It earned its place with a doctoral thesis project that uses artificial intelligence to help doctors with the nutritional diagnosis and treatment of children with autism.
This algorithm also aims to help parents with diets and verified information to prevent the gastrointestinal complications that are common with autism spectrum disorder.
The Tec was the only Mexican university to participate in the global event, in which 75 countries competed, and was the best project from Latin America.
Tec de Monterrey makes top 3 in hackathon
SAS Hackathon is an online event in which mentors and participants collaborate for a month to refine and develop a project with software tools.

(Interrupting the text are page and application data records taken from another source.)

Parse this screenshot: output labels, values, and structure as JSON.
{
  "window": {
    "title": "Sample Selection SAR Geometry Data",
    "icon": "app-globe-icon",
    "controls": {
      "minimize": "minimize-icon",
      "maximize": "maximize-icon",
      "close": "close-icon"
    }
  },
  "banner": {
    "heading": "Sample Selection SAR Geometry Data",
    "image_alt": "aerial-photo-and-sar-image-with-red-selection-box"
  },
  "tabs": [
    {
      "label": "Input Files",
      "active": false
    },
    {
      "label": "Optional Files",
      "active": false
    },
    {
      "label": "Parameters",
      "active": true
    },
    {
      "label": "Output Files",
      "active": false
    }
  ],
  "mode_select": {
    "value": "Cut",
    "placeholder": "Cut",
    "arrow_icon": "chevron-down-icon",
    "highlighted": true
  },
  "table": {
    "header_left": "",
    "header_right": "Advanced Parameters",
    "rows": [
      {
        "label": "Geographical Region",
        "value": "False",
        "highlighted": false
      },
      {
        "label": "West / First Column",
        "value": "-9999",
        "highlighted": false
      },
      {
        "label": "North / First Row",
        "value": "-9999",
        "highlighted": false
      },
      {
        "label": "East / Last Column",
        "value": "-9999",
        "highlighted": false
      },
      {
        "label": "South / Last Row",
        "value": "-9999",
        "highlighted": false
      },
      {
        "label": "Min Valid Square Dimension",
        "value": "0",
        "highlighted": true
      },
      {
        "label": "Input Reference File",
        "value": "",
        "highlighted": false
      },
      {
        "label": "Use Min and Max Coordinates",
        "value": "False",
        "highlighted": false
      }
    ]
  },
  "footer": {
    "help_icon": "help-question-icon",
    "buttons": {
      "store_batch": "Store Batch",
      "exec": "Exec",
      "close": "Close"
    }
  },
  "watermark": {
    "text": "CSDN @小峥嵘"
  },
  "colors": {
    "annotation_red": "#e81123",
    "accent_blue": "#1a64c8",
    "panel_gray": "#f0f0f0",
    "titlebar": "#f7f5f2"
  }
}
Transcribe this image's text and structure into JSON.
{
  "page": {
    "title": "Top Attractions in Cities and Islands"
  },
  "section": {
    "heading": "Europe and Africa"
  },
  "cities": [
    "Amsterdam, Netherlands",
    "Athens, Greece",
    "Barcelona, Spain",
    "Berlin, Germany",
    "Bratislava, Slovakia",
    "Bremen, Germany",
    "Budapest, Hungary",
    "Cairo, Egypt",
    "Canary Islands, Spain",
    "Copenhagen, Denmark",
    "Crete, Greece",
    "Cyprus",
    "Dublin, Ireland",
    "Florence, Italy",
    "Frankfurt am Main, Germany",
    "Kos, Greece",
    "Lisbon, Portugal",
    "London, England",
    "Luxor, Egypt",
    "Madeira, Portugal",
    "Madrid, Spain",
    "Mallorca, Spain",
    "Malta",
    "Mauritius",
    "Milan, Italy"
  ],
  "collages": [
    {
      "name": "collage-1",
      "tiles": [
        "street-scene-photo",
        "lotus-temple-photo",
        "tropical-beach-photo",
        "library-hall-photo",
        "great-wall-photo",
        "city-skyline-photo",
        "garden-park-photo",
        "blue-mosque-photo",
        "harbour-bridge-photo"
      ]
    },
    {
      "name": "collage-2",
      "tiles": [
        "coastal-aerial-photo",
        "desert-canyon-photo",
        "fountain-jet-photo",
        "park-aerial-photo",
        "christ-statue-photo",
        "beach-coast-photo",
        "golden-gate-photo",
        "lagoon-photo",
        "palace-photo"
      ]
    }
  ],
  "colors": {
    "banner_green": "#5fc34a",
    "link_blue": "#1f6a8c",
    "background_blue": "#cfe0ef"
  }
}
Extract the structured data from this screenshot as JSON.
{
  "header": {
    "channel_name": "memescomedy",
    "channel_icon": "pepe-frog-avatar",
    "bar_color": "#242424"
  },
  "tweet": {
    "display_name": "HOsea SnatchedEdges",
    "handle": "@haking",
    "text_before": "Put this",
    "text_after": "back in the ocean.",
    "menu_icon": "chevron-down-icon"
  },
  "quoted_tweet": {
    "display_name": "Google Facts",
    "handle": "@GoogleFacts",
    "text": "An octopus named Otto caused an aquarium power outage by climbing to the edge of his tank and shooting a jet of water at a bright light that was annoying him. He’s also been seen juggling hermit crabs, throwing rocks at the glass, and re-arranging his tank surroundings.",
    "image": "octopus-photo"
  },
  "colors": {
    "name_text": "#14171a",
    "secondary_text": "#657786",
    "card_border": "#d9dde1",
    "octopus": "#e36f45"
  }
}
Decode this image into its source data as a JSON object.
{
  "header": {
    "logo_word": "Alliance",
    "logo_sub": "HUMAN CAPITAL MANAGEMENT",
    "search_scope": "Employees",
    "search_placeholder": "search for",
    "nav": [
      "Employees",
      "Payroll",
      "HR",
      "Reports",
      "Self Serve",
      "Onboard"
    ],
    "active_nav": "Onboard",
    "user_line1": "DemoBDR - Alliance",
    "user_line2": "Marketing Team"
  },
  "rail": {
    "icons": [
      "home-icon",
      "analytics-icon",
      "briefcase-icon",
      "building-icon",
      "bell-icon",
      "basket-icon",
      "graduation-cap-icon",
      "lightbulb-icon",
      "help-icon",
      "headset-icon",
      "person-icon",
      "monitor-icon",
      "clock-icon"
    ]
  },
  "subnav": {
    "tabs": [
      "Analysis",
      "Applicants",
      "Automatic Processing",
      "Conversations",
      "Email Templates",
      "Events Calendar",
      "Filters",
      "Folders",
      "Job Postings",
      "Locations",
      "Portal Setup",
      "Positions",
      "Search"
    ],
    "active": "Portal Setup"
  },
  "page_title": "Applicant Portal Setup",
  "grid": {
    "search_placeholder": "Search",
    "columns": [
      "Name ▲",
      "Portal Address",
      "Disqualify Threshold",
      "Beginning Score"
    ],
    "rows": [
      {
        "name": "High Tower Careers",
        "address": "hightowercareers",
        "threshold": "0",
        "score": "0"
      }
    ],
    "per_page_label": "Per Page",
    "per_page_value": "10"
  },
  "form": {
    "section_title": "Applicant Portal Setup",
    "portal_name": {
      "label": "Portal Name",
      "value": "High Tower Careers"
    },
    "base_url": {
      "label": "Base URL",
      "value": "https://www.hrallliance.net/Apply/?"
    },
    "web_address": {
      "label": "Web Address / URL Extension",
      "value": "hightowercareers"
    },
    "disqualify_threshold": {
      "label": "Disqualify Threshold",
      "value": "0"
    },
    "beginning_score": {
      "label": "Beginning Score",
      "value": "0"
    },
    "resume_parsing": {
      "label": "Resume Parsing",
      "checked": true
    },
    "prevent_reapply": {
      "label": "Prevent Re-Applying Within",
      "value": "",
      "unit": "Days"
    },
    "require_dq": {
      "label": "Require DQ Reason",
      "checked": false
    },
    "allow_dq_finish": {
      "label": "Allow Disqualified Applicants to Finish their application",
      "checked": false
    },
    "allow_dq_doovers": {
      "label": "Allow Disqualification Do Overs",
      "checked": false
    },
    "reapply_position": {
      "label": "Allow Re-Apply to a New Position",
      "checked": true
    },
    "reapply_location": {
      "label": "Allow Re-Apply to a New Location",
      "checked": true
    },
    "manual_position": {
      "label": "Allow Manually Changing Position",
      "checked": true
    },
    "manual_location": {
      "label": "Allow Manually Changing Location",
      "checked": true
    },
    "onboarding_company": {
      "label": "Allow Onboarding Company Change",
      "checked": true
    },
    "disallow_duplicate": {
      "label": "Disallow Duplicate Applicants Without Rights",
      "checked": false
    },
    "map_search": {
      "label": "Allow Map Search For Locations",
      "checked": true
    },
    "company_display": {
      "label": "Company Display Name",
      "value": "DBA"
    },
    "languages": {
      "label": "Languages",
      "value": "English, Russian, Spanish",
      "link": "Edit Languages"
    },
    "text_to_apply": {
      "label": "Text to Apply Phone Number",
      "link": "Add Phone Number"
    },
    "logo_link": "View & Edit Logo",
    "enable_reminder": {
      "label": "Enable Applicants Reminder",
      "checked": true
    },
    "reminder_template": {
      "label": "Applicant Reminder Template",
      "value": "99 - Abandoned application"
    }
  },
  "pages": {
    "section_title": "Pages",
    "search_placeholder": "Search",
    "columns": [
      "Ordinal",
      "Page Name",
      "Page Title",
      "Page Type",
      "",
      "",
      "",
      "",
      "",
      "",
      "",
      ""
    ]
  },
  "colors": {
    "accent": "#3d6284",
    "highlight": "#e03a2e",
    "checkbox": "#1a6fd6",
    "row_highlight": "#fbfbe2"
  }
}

The team consisted of leader Dr. Mariel Alfaro Ponce and doctoral student Juan Oláguez.
Their idea was to develop an algorithm called Autistic Life Changer that helps doctors to diagnose and treat autistic children.
This project made it into the top three in three categories: health, natural language processing, and the Americas region.
Nelly Marina Elizalde, an SAS representative at Tec de Monterrey, explained that the SAS academic program came to Latin America a year ago. From the outset, they started working with universities.
“The Tec’s Autistic Life Changer project is just the kind of initiative that SAS is looking for, in which data science is used to help vulnerable populations,” she said.
The SAS Hackathon received over 1,300 nominations from 75 countries. In the end, 70 teams were selected.
Elizalde mentioned that the team was mentored by Natalia Summerville, a Tec graduate who works at SAS.
“It was a team that stood out for three reasons: accurate and responsible data collection, project management and execution, and the ability to explain their project,” she said.
That’s why SAS plans to write about the Tec de Monterrey team’s success story.
Data Science to improve the health of children with autism
The Tec de Monterrey team allows doctors to improve the diet of children with autism in a personalized way.
It has recently been discovered that children with Autism Spectrum Disorder (ASD) have a different gut microbiota than the general population, according to the latest information from the Biocodex Microbiota Institute.
The microbiota is a set of microorganisms that work as a barrier to protect the body from other carcinogenic, toxic, or harmful organisms.
Any alteration in the diet of children with ASD can therefore cause gastrointestinal problems.
Tec de Monterrey’s artificial intelligence team collaborated with the Institute of Biotechnology (IBt) at the National Autonomous University of Mexico (UNAM) to use its genome sequencing of gut microbiota.
“We processed the data in the SAS system, after which it was possible for doctors to receive more accurate information to create a customized and precise treatment,” said Mariel Alfaro
The algorithm lets the specialist know the number of bacteria that are harming the patient so they can prescribe antibiotics to strengthen or lower the levels of certain bacteria.
In the future, they aim to allow specialists to improve the diet of children with ASD based on the algorithm data.
In addition, a language processing part was programmed so that parents can ask a chatbot any questions.
“Responses are programmed to read symptoms and direct them to verified information. It also tells them when it’s necessary to go to the doctor,” Alfaro said.
A Data Science Hub project
The Autistic Life Changer team was made possible thanks to the support of the Data Science Hub, an ecosystem of organizations, universities, entrepreneurs, and technology companies that aims to develop innovations and startups.
“Mariel Alfaro approached us in search of specialized software and we looked for the opportunity to use it for free with SAS,” says Juan Arturo Nolazco Flores, Director of the Data Science Hub at Tec de Monterrey.
The Hub’s job is to find opportunities and resources to solve a problem in the area of data science.
“The fact that this team will be in the top three shows that we have the talent to excel in international competitions,” he said.
At the moment, the project is still being developed and is generating new applications for autism. However, it is still at a very early stage for developing as a startup.
“The fact that this team will finish in the top three shows that we have the talent to excel in international competitions.